    I think that regardless, even if we do intervene, there are two likely outcomes: Syria’s descent into a Salafi terrorist dominated political wasteland, or, an Assad victory that would be perceived (and acted upon) by Iran as a theologically ordained victory over the United States.

    Nothing in what has been proposed so far makes either of those two outcomes less likely, and I think that on average intervening would increase the chance of civilian casualties.

    1. John, thanks for your comment. When I talk about intervention - I personally include these steps (, which I suspect (to some degree or another) we're already taking. As you say, by the confines of their tactical capability and pursuant to the President's ''limited'' strategy, a missile attack can only hope to achieve WMD deterrence. However, I also believe that collaboratively, these variable steps would be able to exert pressure on Assad to reduce his civilian bloodletting.

    2. Thanks, Tom for responding.

      I'd like to think so. But I also worry that limited escalation against Assad-- without committing to getting him out of power-- could cause him to increase the ferocity of his (conventional) attacks by increasing the severity of the war.

      Suppose that the only two outcomes are the Salafi terrorist allied groups winning, or Assad. From a geopolitical standpoint of the US, stalemate might be preferable. From a civilian standpoint, a continuing civil war might have higher civilian casualties than either side winning, however. So I'm afraid that it's possible that the USA's strategic interests are not the same as those of Syrian civilians.

      In any case, intervening calls for a high level of engagement, higher than the Administration is willing to announce in public (though I hope that they're doing so in private.) There's certainly no guarantee that Salafists wouldn't take over after the civil war ended, as in the experience of Afghanistan after the Soviet invasion ended.

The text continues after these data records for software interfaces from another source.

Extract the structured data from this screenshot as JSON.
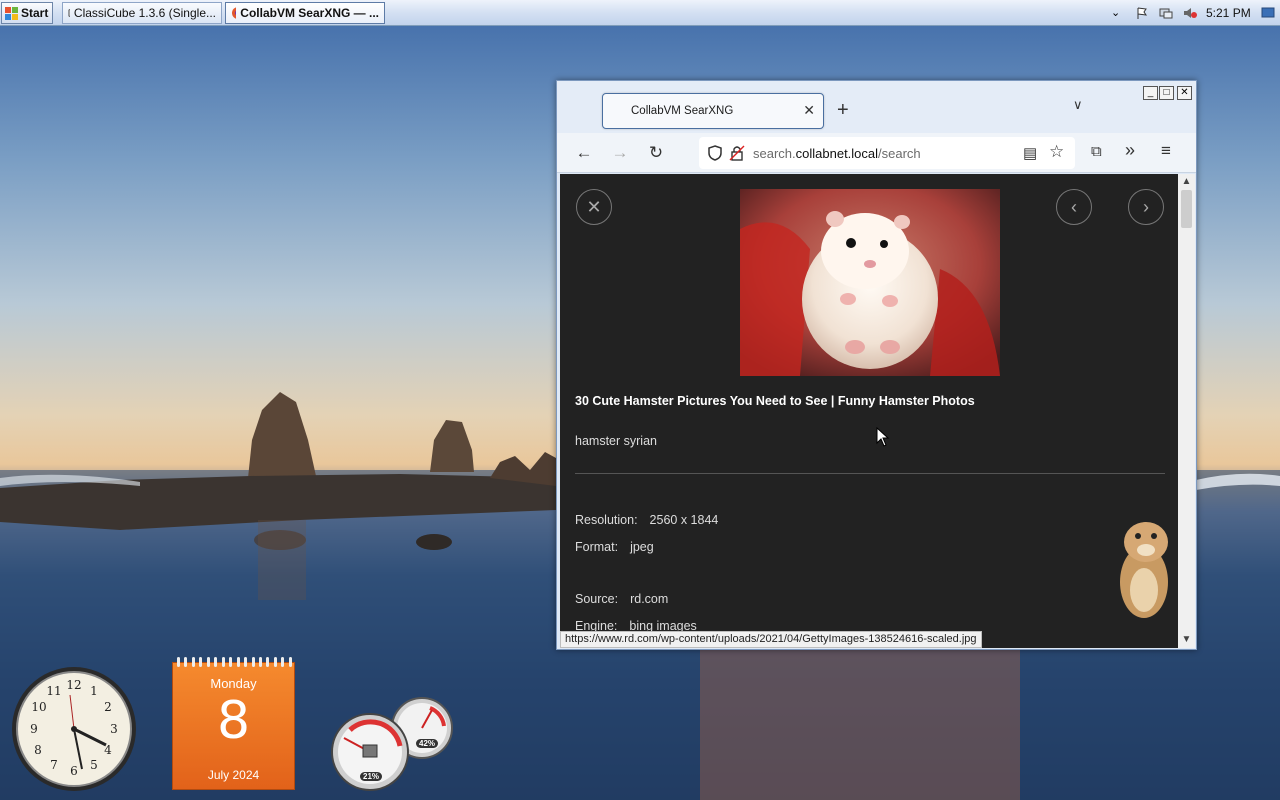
{
  "taskbar": {
    "start_label": "Start",
    "tasks": [
      {
        "label": "ClassiCube 1.3.6 (Single...",
        "active": false
      },
      {
        "label": "CollabVM SearXNG — ...",
        "active": true
      }
    ],
    "clock": "5:21 PM"
  },
  "browser": {
    "tab_title": "CollabVM SearXNG",
    "url_prefix": "search.",
    "url_host": "collabnet.local",
    "url_path": "/search",
    "status_url": "https://www.rd.com/wp-content/uploads/2021/04/GettyImages-138524616-scaled.jpg"
  },
  "result": {
    "title": "30 Cute Hamster Pictures You Need to See | Funny Hamster Photos",
    "description": "hamster syrian",
    "resolution_label": "Resolution:",
    "resolution_value": "2560 x 1844",
    "format_label": "Format:",
    "format_value": "jpeg",
    "source_label": "Source:",
    "source_value": "rd.com",
    "engine_label": "Engine:",
    "engine_value": "bing images"
  },
  "calendar": {
    "day_name": "Monday",
    "day_number": "8",
    "month_year": "July 2024"
  },
  "meters": {
    "cpu": "21%",
    "memory": "42%"
  },
  "colors": {
    "page_bg": "#222222",
    "calendar_orange": "#f07a26",
    "taskbar": "#d6e2f3"
  }
}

So I'm reluctant, like Ramesh, to endorse a plan when some of the most important aspects the Administration is unwilling to endorse publicly, and we're left to "suspect" that it's doing them.